It wouldn’t make much sense to share the actual shortcut, because it is personalized with my apps and needs, but here are the steps, in case you want to make your ladies in the tubes talk to each other:
- Record yourself saying “Alexa, connect my phone”;
- Save the audio file into the Shortcuts folder in iCloud Drive;
- Edit your “Going to bed” shortcut to play the audio file outloud and then proceed with the podcast playback with a preconfigured sleep timer.
I also added the reverse “Alexa, disconnect my phone” recording to the morning routine shortcut for maximum laziness; about that, a warning: when the phone is actually connected, Alexa does not listen to herself speaking, so the shortcut includes a “disconnect Bluetooth -> wait 3 seconds -> reconnect Bluetooth” step before playing the disconnection audio file. Here’s a screenshot:
November 19, 2018
Today I was asked for a way, maybe a small custom iOS app with bonus points if it had a CarPlay extension, to occasionally retrieve an audio file via HTTP and play it in the car. The path for the file is known and remains the same, but the file name changes every day and it corresponds to the date in yyyyMMdd format. No need to archive the file for posterity or retrieve previous days, the goal was just a quick way to fetch this MP3 and treat it like a podcast while being on the move.
Since I remembered CarPlay apps being limited by Apple to specific use cases, I immediately gave up the bonus points and focused on the quickest way to achieve the goal.
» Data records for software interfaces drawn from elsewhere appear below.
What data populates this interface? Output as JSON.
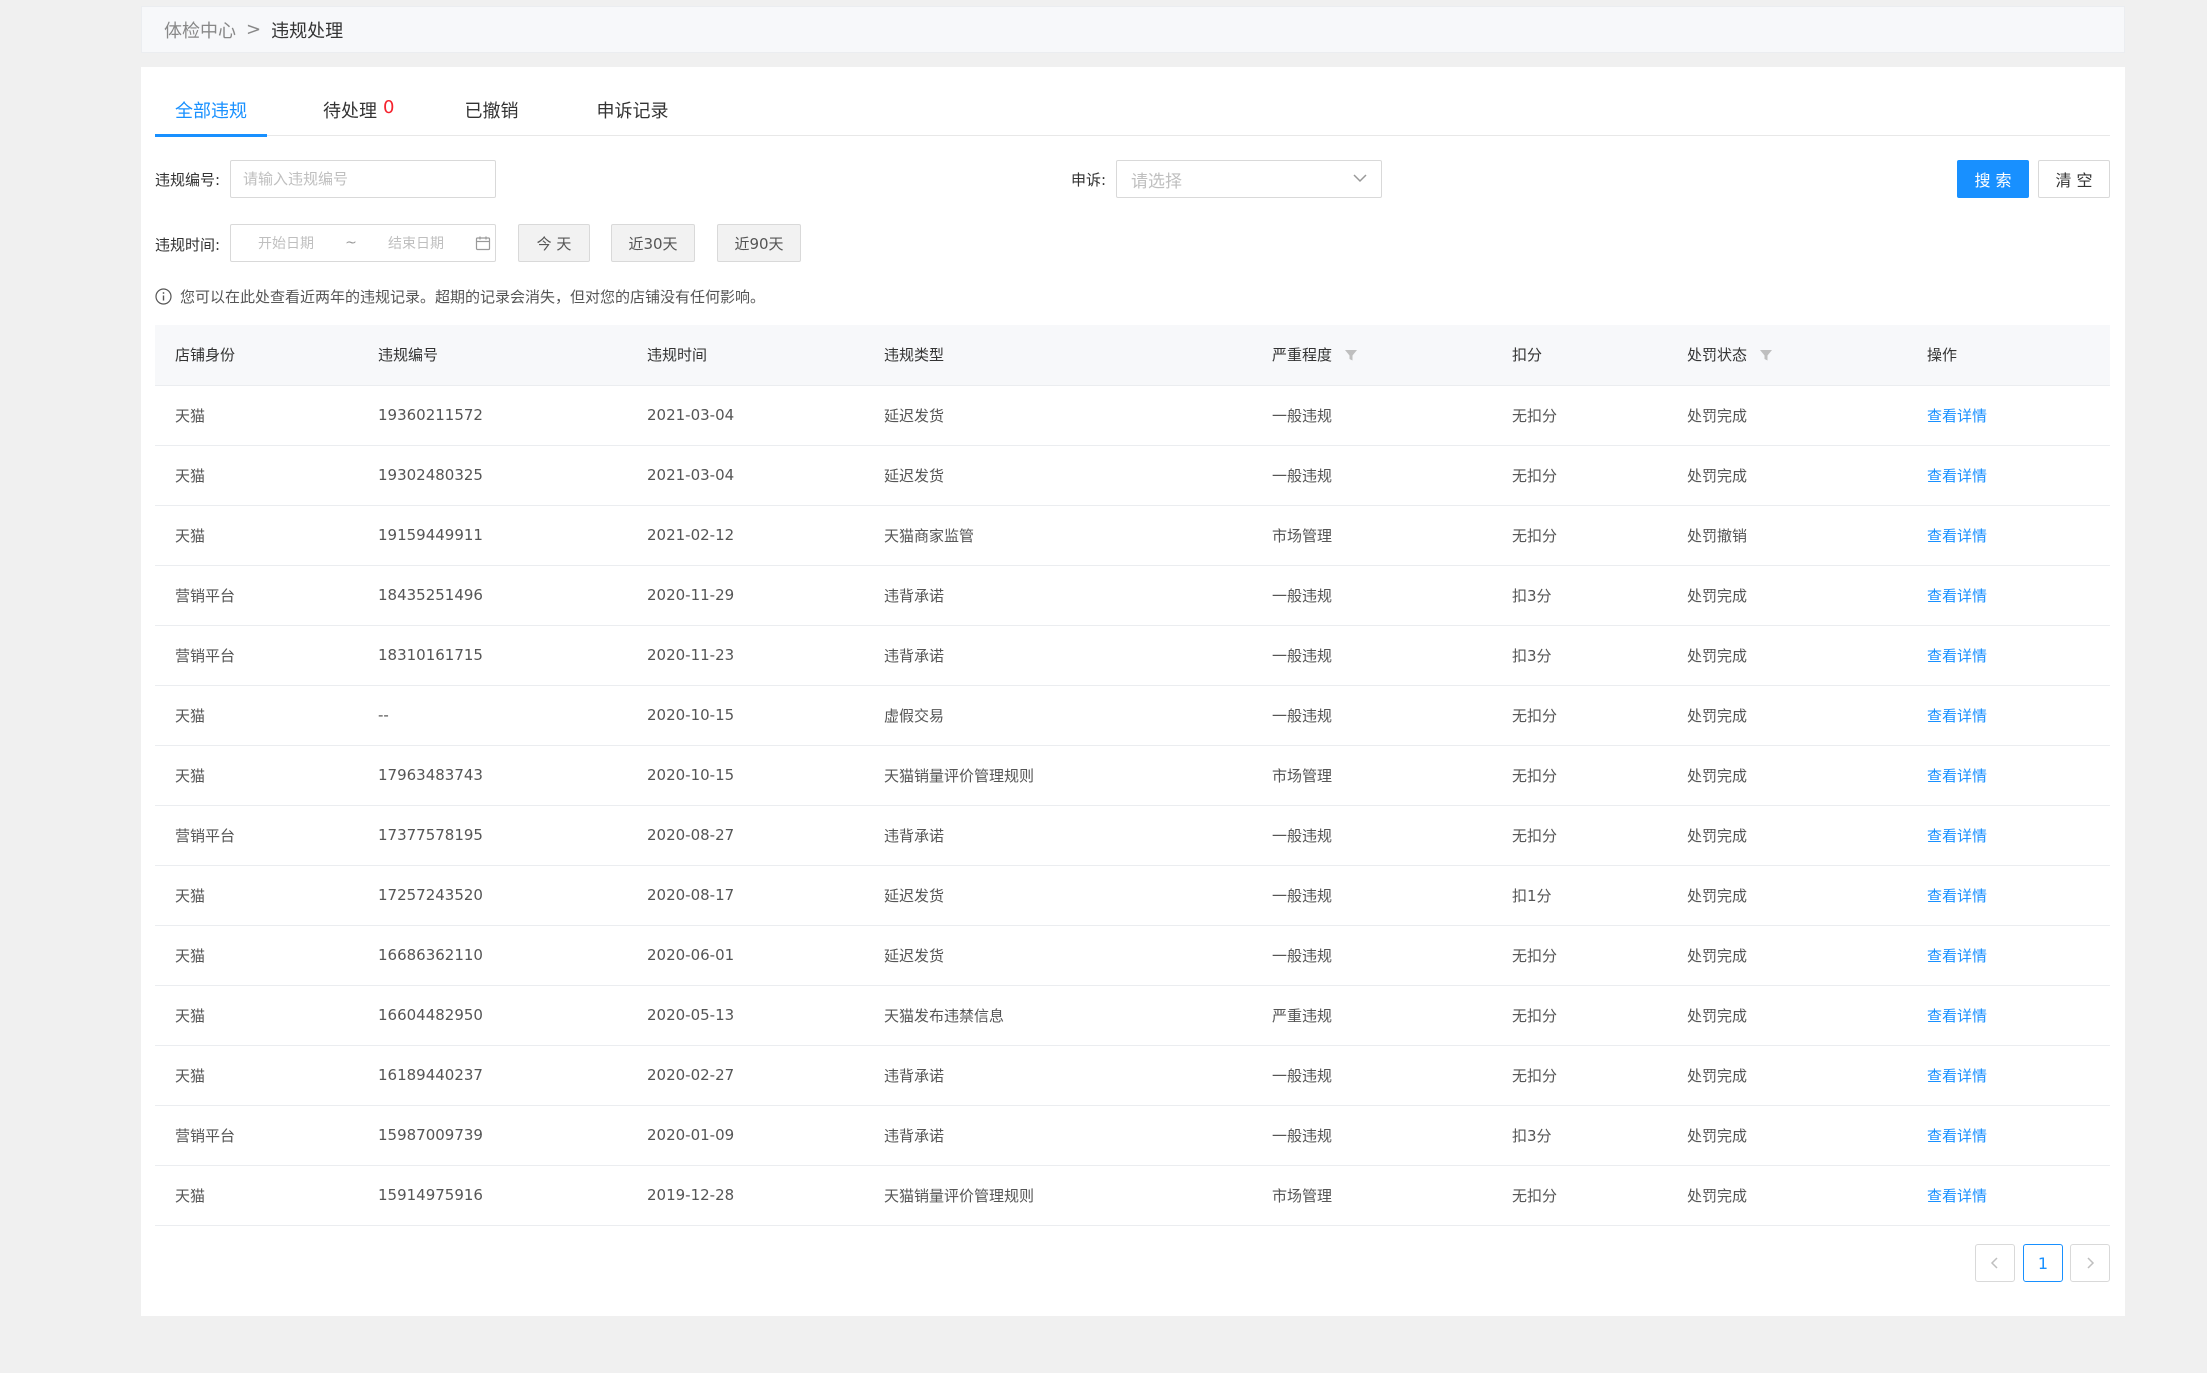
{
  "breadcrumb": {
    "root": "体检中心",
    "separator": ">",
    "current": "违规处理"
  },
  "tabs": [
    {
      "label": "全部违规",
      "count": ""
    },
    {
      "label": "待处理",
      "count": "0"
    },
    {
      "label": "已撤销",
      "count": ""
    },
    {
      "label": "申诉记录",
      "count": ""
    }
  ],
  "filters": {
    "violation_no_label": "违规编号:",
    "violation_no_placeholder": "请输入违规编号",
    "appeal_label": "申诉:",
    "appeal_placeholder": "请选择",
    "search_label": "搜 索",
    "clear_label": "清 空",
    "time_label": "违规时间:",
    "start_placeholder": "开始日期",
    "end_placeholder": "结束日期",
    "range_separator": "~",
    "today_label": "今 天",
    "last30_label": "近30天",
    "last90_label": "近90天"
  },
  "notice": "您可以在此处查看近两年的违规记录。超期的记录会消失，但对您的店铺没有任何影响。",
  "table": {
    "columns": [
      "店铺身份",
      "违规编号",
      "违规时间",
      "违规类型",
      "严重程度",
      "扣分",
      "处罚状态",
      "操作"
    ],
    "rows": [
      [
        "天猫",
        "19360211572",
        "2021-03-04",
        "延迟发货",
        "一般违规",
        "无扣分",
        "处罚完成",
        "查看详情"
      ],
      [
        "天猫",
        "19302480325",
        "2021-03-04",
        "延迟发货",
        "一般违规",
        "无扣分",
        "处罚完成",
        "查看详情"
      ],
      [
        "天猫",
        "19159449911",
        "2021-02-12",
        "天猫商家监管",
        "市场管理",
        "无扣分",
        "处罚撤销",
        "查看详情"
      ],
      [
        "营销平台",
        "18435251496",
        "2020-11-29",
        "违背承诺",
        "一般违规",
        "扣3分",
        "处罚完成",
        "查看详情"
      ],
      [
        "营销平台",
        "18310161715",
        "2020-11-23",
        "违背承诺",
        "一般违规",
        "扣3分",
        "处罚完成",
        "查看详情"
      ],
      [
        "天猫",
        "--",
        "2020-10-15",
        "虚假交易",
        "一般违规",
        "无扣分",
        "处罚完成",
        "查看详情"
      ],
      [
        "天猫",
        "17963483743",
        "2020-10-15",
        "天猫销量评价管理规则",
        "市场管理",
        "无扣分",
        "处罚完成",
        "查看详情"
      ],
      [
        "营销平台",
        "17377578195",
        "2020-08-27",
        "违背承诺",
        "一般违规",
        "无扣分",
        "处罚完成",
        "查看详情"
      ],
      [
        "天猫",
        "17257243520",
        "2020-08-17",
        "延迟发货",
        "一般违规",
        "扣1分",
        "处罚完成",
        "查看详情"
      ],
      [
        "天猫",
        "16686362110",
        "2020-06-01",
        "延迟发货",
        "一般违规",
        "无扣分",
        "处罚完成",
        "查看详情"
      ],
      [
        "天猫",
        "16604482950",
        "2020-05-13",
        "天猫发布违禁信息",
        "严重违规",
        "无扣分",
        "处罚完成",
        "查看详情"
      ],
      [
        "天猫",
        "16189440237",
        "2020-02-27",
        "违背承诺",
        "一般违规",
        "无扣分",
        "处罚完成",
        "查看详情"
      ],
      [
        "营销平台",
        "15987009739",
        "2020-01-09",
        "违背承诺",
        "一般违规",
        "扣3分",
        "处罚完成",
        "查看详情"
      ],
      [
        "天猫",
        "15914975916",
        "2019-12-28",
        "天猫销量评价管理规则",
        "市场管理",
        "无扣分",
        "处罚完成",
        "查看详情"
      ]
    ]
  },
  "pagination": {
    "prev": "<",
    "current": "1",
    "next": ">"
  },
  "icons": {
    "info": "info-icon",
    "calendar": "calendar-icon",
    "chevron": "chevron-down-icon",
    "filter": "filter-icon"
  },
  "colors": {
    "accent": "#1890ff",
    "danger": "#f5222d"
  }
}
I should also confess I’m trying to reduce the number of new apps I work on concurrently, so I wasn’t excited by the prospect of opening Xcode for this…
The next idea involved a cron job, Apple Script and iTunes, plus the existing Apple Music subscription of the person requesting my suggestion: I began imagining to write a script, schedule it for running every day and either add the file as a song to iTunes and have it uploaded to the Music library in the cloud or copy the file to iCloud to play it directly from the Files app when needed. Maybe Overcast Premium could have been a part for this and resurrect the CarPlay part, but it seemed overly complicated: I was thinking of repeating an operation every day on a different device for just an occasional need.
Then I thought of Shortcuts, and boy it was easy, effective and elegant to achieve a functional solution with it!
I actually made two alternatives, spending less than 10 minutes total: one saves the file to iCloud and the other opens it directly in VLC, where playback starts automatically. Both have 3 steps and a variable to format the date, and couldn’t be simpler.
Every time I have the chance to use it, Siri Shortcuts stands out as an amazing tool for automation, with great flexibility and an outstanding approachability. It truly deserves a spot in my tool belt, and you should think of it more often too!
P.S. In the ongoing effort to add tools to my belt, I should point out that this post has been written, committed and published using only an iPad and an iPhone. This includes the screenshots placed in the device frames, made using this Shortcut made by Viticci that is pure witchcraft.
P.P.S. The more I work on an iPad, the more I believe the worst limit to productivity here is not iOS, it is the Smart Keyboard not having backlighting and switching between locales by accidentally pressing the dedicated button… but this is a post for another day.